What needs to be done -
Reproduce every entry exactly as written.

Given records -
┄┄┄┄┄┄┄┄┄┄┄┄┄┄┄┄┄┄┄┄
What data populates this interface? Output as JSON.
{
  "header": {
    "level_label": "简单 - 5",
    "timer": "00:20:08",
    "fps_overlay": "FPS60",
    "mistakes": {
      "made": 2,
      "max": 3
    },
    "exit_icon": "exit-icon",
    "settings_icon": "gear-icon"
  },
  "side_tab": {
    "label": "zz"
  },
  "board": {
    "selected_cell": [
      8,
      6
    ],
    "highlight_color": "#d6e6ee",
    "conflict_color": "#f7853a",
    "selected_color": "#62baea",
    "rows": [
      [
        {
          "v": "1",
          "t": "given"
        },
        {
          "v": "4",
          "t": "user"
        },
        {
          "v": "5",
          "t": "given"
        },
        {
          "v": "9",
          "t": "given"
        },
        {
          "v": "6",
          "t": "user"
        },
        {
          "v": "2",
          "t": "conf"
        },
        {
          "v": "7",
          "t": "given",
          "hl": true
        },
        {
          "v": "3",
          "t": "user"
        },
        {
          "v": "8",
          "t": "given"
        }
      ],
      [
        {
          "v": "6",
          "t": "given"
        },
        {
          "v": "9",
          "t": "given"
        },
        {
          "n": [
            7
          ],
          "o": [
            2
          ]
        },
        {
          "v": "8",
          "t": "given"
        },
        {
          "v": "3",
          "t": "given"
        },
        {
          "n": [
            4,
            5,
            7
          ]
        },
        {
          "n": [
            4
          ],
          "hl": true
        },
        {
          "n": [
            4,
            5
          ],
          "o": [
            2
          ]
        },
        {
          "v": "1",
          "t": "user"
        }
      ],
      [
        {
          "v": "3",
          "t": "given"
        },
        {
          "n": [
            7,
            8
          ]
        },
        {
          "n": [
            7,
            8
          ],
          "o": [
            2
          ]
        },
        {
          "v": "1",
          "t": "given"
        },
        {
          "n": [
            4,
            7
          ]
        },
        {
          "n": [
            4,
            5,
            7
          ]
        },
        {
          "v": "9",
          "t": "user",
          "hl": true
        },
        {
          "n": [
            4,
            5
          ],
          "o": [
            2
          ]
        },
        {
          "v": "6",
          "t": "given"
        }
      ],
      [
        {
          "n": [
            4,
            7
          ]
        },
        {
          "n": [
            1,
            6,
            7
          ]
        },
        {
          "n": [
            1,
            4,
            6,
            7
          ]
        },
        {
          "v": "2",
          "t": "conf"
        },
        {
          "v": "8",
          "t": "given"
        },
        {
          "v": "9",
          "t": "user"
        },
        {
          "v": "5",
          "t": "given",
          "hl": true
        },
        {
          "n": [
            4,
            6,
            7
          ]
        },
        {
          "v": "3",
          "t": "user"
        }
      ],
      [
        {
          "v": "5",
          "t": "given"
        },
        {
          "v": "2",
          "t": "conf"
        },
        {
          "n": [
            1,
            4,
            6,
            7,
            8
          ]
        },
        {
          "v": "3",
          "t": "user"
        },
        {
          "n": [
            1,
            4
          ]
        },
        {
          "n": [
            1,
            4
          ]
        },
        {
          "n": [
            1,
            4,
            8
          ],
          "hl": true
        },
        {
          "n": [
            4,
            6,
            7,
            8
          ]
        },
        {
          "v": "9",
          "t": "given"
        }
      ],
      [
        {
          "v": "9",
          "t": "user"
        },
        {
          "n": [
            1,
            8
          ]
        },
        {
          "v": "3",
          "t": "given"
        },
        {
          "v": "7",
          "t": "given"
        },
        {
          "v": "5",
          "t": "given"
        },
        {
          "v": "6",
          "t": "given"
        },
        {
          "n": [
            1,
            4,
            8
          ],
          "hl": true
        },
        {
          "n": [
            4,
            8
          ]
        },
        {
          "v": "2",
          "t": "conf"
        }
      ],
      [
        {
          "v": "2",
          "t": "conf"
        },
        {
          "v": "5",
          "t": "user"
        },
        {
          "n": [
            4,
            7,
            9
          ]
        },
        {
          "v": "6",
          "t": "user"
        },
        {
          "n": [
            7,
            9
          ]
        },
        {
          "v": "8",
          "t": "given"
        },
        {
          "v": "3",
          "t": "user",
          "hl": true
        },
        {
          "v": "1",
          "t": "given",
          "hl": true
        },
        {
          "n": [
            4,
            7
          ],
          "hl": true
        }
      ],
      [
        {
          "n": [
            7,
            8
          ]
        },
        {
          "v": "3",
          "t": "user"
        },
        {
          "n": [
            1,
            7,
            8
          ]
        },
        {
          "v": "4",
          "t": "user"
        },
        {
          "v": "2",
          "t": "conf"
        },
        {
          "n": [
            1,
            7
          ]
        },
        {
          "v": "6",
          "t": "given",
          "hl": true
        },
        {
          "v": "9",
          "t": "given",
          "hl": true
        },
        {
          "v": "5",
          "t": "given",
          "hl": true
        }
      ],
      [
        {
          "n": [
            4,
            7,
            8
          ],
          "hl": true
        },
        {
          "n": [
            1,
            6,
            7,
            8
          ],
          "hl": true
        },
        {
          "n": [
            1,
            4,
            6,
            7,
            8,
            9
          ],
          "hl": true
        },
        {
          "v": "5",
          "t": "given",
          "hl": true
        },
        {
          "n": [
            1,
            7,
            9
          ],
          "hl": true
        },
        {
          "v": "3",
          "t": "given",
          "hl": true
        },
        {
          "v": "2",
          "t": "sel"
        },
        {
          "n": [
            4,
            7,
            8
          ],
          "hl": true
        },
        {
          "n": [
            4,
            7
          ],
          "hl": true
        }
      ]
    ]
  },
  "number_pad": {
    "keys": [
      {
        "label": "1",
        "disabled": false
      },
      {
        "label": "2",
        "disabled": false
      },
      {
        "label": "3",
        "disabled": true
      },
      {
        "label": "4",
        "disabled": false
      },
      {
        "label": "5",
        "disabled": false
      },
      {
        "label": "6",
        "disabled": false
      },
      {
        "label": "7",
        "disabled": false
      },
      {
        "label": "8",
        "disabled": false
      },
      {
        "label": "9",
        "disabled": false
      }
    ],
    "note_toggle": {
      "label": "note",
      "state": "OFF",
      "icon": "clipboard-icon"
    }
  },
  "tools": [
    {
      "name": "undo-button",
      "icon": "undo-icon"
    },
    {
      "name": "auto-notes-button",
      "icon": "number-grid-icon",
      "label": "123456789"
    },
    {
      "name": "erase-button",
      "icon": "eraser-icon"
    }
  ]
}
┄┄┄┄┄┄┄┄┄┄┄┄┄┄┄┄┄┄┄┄
Completed task -
What data populates this interface? Output as JSON.
{
  "header": {
    "level_label": "简单 - 5",
    "timer": "00:20:08",
    "fps_overlay": "FPS60",
    "mistakes": {
      "made": 2,
      "max": 3
    },
    "exit_icon": "exit-icon",
    "settings_icon": "gear-icon"
  },
  "side_tab": {
    "label": "zz"
  },
  "board": {
    "selected_cell": [
      8,
      6
    ],
    "highlight_color": "#d6e6ee",
    "conflict_color": "#f7853a",
    "selected_color": "#62baea",
    "rows": [
      [
        {
          "v": "1",
          "t": "given"
        },
        {
          "v": "4",
          "t": "user"
        },
        {
          "v": "5",
          "t": "given"
        },
        {
          "v": "9",
          "t": "given"
        },
        {
          "v": "6",
          "t": "user"
        },
        {
          "v": "2",
          "t": "conf"
        },
        {
          "v": "7",
          "t": "given",
          "hl": true
        },
        {
          "v": "3",
          "t": "user"
        },
        {
          "v": "8",
          "t": "given"
        }
      ],
      [
        {
          "v": "6",
          "t": "given"
        },
        {
          "v": "9",
          "t": "given"
        },
        {
          "n": [
            7
          ],
          "o": [
            2
          ]
        },
        {
          "v": "8",
          "t": "given"
        },
        {
          "v": "3",
          "t": "given"
        },
        {
          "n": [
            4,
            5,
            7
          ]
        },
        {
          "n": [
            4
          ],
          "hl": true
        },
        {
          "n": [
            4,
            5
          ],
          "o": [
            2
          ]
        },
        {
          "v": "1",
          "t": "user"
        }
      ],
      [
        {
          "v": "3",
          "t": "given"
        },
        {
          "n": [
            7,
            8
          ]
        },
        {
          "n": [
            7,
            8
          ],
          "o": [
            2
          ]
        },
        {
          "v": "1",
          "t": "given"
        },
        {
          "n": [
            4,
            7
          ]
        },
        {
          "n": [
            4,
            5,
            7
          ]
        },
        {
          "v": "9",
          "t": "user",
          "hl": true
        },
        {
          "n": [
            4,
            5
          ],
          "o": [
            2
          ]
        },
        {
          "v": "6",
          "t": "given"
        }
      ],
      [
        {
          "n": [
            4,
            7
          ]
        },
        {
          "n": [
            1,
            6,
            7
          ]
        },
        {
          "n": [
            1,
            4,
            6,
            7
          ]
        },
        {
          "v": "2",
          "t": "conf"
        },
        {
          "v": "8",
          "t": "given"
        },
        {
          "v": "9",
          "t": "user"
        },
        {
          "v": "5",
          "t": "given",
          "hl": true
        },
        {
          "n": [
            4,
            6,
            7
          ]
        },
        {
          "v": "3",
          "t": "user"
        }
      ],
      [
        {
          "v": "5",
          "t": "given"
        },
        {
          "v": "2",
          "t": "conf"
        },
        {
          "n": [
            1,
            4,
            6,
            7,
            8
          ]
        },
        {
          "v": "3",
          "t": "user"
        },
        {
          "n": [
            1,
            4
          ]
        },
        {
          "n": [
            1,
            4
          ]
        },
        {
          "n": [
            1,
            4,
            8
          ],
          "hl": true
        },
        {
          "n": [
            4,
            6,
            7,
            8
          ]
        },
        {
          "v": "9",
          "t": "given"
        }
      ],
      [
        {
          "v": "9",
          "t": "user"
        },
        {
          "n": [
            1,
            8
          ]
        },
        {
          "v": "3",
          "t": "given"
        },
        {
          "v": "7",
          "t": "given"
        },
        {
          "v": "5",
          "t": "given"
        },
        {
          "v": "6",
          "t": "given"
        },
        {
          "n": [
            1,
            4,
            8
          ],
          "hl": true
        },
        {
          "n": [
            4,
            8
          ]
        },
        {
          "v": "2",
          "t": "conf"
        }
      ],
      [
        {
          "v": "2",
          "t": "conf"
        },
        {
          "v": "5",
          "t": "user"
        },
        {
          "n": [
            4,
            7,
            9
          ]
        },
        {
          "v": "6",
          "t": "user"
        },
        {
          "n": [
            7,
            9
          ]
        },
        {
          "v": "8",
          "t": "given"
        },
        {
          "v": "3",
          "t": "user",
          "hl": true
        },
        {
          "v": "1",
          "t": "given",
          "hl": true
        },
        {
          "n": [
            4,
            7
          ],
          "hl": true
        }
      ],
      [
        {
          "n": [
            7,
            8
          ]
        },
        {
          "v": "3",
          "t": "user"
        },
        {
          "n": [
            1,
            7,
            8
          ]
        },
        {
          "v": "4",
          "t": "user"
        },
        {
          "v": "2",
          "t": "conf"
        },
        {
          "n": [
            1,
            7
          ]
        },
        {
          "v": "6",
          "t": "given",
          "hl": true
        },
        {
          "v": "9",
          "t": "given",
          "hl": true
        },
        {
          "v": "5",
          "t": "given",
          "hl": true
        }
      ],
      [
        {
          "n": [
            4,
            7,
            8
          ],
          "hl": true
        },
        {
          "n": [
            1,
            6,
            7,
            8
          ],
          "hl": true
        },
        {
          "n": [
            1,
            4,
            6,
            7,
            8,
            9
          ],
          "hl": true
        },
        {
          "v": "5",
          "t": "given",
          "hl": true
        },
        {
          "n": [
            1,
            7,
            9
          ],
          "hl": true
        },
        {
          "v": "3",
          "t": "given",
          "hl": true
        },
        {
          "v": "2",
          "t": "sel"
        },
        {
          "n": [
            4,
            7,
            8
          ],
          "hl": true
        },
        {
          "n": [
            4,
            7
          ],
          "hl": true
        }
      ]
    ]
  },
  "number_pad": {
    "keys": [
      {
        "label": "1",
        "disabled": false
      },
      {
        "label": "2",
        "disabled": false
      },
      {
        "label": "3",
        "disabled": true
      },
      {
        "label": "4",
        "disabled": false
      },
      {
        "label": "5",
        "disabled": false
      },
      {
        "label": "6",
        "disabled": false
      },
      {
        "label": "7",
        "disabled": false
      },
      {
        "label": "8",
        "disabled": false
      },
      {
        "label": "9",
        "disabled": false
      }
    ],
    "note_toggle": {
      "label": "note",
      "state": "OFF",
      "icon": "clipboard-icon"
    }
  },
  "tools": [
    {
      "name": "undo-button",
      "icon": "undo-icon"
    },
    {
      "name": "auto-notes-button",
      "icon": "number-grid-icon",
      "label": "123456789"
    },
    {
      "name": "erase-button",
      "icon": "eraser-icon"
    }
  ]
}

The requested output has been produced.